Information >>
"""

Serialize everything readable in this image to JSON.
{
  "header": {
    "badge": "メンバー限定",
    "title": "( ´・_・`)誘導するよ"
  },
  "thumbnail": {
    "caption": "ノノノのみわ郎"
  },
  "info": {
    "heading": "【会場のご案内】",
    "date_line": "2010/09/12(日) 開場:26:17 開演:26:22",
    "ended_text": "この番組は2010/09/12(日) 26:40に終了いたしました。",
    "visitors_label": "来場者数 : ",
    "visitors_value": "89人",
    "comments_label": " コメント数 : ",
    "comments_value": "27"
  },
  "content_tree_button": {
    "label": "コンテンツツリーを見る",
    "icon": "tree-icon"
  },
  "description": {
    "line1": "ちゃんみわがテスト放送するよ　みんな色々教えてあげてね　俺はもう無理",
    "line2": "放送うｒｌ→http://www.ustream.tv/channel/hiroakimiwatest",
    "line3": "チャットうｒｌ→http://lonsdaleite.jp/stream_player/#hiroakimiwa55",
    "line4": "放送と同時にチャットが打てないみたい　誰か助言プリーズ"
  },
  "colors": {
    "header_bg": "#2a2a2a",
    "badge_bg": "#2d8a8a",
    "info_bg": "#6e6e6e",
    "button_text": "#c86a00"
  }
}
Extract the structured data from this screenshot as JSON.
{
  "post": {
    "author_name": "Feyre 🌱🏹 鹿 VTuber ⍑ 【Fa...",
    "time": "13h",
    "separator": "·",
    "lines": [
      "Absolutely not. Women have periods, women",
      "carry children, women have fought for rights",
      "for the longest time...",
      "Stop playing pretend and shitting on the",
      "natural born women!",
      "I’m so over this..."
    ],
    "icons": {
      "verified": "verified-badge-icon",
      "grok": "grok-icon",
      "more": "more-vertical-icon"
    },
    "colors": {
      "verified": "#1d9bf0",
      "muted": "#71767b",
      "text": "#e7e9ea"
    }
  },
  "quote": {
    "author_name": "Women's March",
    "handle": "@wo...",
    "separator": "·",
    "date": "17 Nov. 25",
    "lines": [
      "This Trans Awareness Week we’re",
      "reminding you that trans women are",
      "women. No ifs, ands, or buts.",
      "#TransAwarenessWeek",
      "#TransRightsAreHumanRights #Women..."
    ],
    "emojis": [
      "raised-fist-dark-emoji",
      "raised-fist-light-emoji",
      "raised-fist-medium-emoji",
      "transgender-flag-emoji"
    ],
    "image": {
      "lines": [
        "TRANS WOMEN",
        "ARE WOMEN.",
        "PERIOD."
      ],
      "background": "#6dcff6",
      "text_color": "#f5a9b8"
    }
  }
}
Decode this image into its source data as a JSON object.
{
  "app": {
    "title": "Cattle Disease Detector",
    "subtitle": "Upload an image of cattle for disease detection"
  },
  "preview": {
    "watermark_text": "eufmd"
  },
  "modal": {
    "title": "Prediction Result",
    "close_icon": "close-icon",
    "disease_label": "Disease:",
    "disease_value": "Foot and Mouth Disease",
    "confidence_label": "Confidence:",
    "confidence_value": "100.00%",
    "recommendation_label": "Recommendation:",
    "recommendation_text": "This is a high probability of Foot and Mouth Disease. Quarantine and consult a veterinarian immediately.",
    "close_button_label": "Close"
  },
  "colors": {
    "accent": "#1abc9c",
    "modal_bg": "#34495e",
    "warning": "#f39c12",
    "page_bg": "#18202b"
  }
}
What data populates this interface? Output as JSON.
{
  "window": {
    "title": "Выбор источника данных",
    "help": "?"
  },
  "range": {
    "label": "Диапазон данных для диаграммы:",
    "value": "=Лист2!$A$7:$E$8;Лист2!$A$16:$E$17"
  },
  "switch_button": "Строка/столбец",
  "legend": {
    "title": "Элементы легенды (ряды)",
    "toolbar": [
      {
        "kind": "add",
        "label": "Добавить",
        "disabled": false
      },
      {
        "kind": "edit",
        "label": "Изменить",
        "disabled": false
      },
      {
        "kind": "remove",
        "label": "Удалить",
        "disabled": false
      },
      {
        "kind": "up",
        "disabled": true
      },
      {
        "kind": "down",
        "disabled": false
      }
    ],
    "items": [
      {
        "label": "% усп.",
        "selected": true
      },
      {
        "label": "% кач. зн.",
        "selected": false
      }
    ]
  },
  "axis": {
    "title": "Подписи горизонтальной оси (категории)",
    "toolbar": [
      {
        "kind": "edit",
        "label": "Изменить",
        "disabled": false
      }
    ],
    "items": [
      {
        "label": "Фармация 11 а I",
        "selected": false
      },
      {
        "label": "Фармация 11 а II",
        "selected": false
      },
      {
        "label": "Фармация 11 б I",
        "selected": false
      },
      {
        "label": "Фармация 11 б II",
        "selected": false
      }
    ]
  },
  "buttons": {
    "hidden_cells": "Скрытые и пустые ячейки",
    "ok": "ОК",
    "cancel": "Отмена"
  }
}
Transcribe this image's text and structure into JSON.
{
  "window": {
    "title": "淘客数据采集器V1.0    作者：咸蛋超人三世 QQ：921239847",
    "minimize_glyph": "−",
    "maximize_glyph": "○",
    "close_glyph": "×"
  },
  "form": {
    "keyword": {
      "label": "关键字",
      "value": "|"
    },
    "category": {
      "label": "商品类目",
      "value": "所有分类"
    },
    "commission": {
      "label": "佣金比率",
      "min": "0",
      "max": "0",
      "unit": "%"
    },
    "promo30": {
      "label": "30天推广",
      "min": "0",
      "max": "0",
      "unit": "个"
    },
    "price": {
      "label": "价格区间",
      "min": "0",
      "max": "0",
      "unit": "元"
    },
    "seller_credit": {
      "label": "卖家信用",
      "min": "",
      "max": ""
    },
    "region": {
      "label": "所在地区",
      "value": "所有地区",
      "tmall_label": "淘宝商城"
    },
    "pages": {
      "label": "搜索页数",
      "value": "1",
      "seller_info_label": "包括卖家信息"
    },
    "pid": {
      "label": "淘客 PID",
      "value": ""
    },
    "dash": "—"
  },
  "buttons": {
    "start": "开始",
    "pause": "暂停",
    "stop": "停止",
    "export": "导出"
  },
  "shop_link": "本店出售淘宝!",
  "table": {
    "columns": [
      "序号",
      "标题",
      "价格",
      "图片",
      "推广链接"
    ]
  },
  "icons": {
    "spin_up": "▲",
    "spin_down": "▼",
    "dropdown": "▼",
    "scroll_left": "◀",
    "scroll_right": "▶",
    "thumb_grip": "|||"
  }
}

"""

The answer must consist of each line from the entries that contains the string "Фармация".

Exercise solution >>
        "label": "Фармация 11 а I",
        "label": "Фармация 11 а II",
        "label": "Фармация 11 б I",
        "label": "Фармация 11 б II",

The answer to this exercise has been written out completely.